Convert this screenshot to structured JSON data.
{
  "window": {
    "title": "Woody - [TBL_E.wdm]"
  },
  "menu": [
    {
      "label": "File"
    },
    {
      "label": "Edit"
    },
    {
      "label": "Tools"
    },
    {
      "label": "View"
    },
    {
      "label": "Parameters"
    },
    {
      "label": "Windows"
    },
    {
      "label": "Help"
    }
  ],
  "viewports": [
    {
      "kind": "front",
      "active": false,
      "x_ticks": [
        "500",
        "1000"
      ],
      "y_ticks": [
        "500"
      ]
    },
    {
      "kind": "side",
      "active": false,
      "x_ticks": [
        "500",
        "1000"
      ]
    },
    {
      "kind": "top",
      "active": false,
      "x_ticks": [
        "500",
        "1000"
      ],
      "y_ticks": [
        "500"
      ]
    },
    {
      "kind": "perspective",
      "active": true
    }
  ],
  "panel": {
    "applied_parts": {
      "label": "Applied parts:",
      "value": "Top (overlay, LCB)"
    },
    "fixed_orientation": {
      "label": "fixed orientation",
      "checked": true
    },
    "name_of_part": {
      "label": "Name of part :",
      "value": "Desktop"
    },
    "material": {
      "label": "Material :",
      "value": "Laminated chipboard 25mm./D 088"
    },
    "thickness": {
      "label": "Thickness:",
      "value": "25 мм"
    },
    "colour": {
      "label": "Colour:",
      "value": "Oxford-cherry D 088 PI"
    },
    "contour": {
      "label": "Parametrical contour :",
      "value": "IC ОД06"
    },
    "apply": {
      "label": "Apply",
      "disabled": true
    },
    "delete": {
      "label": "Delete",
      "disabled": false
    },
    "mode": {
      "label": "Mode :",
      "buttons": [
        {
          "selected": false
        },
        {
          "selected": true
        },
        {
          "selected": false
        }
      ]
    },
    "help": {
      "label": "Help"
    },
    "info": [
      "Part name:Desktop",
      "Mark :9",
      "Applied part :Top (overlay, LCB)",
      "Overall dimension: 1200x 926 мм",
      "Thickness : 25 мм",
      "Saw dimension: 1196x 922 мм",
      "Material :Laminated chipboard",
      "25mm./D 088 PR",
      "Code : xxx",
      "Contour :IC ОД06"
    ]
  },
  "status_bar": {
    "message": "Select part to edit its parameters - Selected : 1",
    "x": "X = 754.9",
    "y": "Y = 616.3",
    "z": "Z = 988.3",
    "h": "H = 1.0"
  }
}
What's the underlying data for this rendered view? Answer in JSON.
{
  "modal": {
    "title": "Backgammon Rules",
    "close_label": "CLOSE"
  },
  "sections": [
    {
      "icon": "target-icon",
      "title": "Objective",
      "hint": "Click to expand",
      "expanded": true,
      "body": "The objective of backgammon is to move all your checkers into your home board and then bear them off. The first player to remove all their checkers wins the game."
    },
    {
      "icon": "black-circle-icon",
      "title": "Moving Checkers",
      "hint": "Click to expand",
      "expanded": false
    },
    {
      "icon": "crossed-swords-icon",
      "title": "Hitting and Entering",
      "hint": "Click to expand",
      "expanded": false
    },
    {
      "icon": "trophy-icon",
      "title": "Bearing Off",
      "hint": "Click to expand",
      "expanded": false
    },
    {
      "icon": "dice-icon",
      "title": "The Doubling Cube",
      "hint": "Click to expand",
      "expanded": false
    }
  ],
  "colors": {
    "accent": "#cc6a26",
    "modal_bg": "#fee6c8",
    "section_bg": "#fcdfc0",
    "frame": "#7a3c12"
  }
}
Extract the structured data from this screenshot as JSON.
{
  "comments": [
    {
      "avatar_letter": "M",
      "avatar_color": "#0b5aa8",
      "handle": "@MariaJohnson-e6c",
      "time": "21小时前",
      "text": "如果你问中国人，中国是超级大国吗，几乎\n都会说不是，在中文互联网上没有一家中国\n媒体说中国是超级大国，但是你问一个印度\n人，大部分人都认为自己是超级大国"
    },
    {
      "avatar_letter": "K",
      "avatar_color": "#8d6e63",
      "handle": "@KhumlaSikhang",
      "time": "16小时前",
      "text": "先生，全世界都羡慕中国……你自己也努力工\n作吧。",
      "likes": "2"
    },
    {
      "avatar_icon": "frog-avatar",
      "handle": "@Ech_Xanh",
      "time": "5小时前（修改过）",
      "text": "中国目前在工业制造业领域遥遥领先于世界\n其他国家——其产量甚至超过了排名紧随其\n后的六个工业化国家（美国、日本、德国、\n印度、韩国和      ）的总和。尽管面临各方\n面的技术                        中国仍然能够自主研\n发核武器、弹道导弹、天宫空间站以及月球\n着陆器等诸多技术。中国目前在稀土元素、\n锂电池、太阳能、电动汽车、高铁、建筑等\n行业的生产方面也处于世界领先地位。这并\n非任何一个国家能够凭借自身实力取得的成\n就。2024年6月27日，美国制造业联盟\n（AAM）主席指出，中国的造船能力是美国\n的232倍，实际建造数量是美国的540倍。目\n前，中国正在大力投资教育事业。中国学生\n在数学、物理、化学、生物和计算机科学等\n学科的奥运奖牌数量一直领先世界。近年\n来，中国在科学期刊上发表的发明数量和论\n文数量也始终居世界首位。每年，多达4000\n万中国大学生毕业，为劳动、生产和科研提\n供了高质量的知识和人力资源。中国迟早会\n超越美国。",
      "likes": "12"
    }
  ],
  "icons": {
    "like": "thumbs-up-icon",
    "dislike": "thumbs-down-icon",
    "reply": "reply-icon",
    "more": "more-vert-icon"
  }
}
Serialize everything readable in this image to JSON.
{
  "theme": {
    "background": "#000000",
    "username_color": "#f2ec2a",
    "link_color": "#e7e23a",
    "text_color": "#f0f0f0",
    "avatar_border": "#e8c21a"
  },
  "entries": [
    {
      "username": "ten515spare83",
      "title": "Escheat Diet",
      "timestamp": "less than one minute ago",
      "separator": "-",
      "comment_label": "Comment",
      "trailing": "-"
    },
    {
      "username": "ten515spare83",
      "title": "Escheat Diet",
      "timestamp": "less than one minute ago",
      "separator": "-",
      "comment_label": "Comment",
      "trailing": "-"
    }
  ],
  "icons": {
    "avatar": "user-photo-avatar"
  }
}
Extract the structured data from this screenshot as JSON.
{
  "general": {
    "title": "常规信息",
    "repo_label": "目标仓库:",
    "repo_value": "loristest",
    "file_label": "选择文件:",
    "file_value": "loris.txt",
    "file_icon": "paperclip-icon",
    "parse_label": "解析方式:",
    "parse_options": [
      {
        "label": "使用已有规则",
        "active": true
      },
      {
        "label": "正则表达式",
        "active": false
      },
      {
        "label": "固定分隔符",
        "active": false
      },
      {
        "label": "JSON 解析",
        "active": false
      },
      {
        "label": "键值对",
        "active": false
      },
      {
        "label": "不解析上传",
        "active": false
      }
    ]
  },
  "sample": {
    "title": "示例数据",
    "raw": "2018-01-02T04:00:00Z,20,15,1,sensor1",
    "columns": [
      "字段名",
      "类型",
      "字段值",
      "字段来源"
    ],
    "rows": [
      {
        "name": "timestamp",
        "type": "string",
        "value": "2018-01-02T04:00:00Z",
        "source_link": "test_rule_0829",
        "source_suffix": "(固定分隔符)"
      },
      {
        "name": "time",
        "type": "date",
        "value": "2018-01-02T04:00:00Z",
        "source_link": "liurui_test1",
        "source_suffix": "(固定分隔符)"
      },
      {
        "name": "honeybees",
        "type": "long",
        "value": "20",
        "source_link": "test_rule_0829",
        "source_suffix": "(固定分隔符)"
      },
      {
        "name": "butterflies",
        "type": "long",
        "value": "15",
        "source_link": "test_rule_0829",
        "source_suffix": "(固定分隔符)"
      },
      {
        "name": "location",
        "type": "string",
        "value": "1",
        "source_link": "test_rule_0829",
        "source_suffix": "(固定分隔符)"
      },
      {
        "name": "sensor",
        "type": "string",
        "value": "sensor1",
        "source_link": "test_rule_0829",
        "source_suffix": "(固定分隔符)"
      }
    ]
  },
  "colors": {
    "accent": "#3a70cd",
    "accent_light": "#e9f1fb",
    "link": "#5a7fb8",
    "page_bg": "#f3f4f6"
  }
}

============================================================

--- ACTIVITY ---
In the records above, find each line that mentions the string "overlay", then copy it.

--- TASK SOLUTION ---
      "value": "Top (overlay, LCB)"
      "Applied part :Top (overlay, LCB)",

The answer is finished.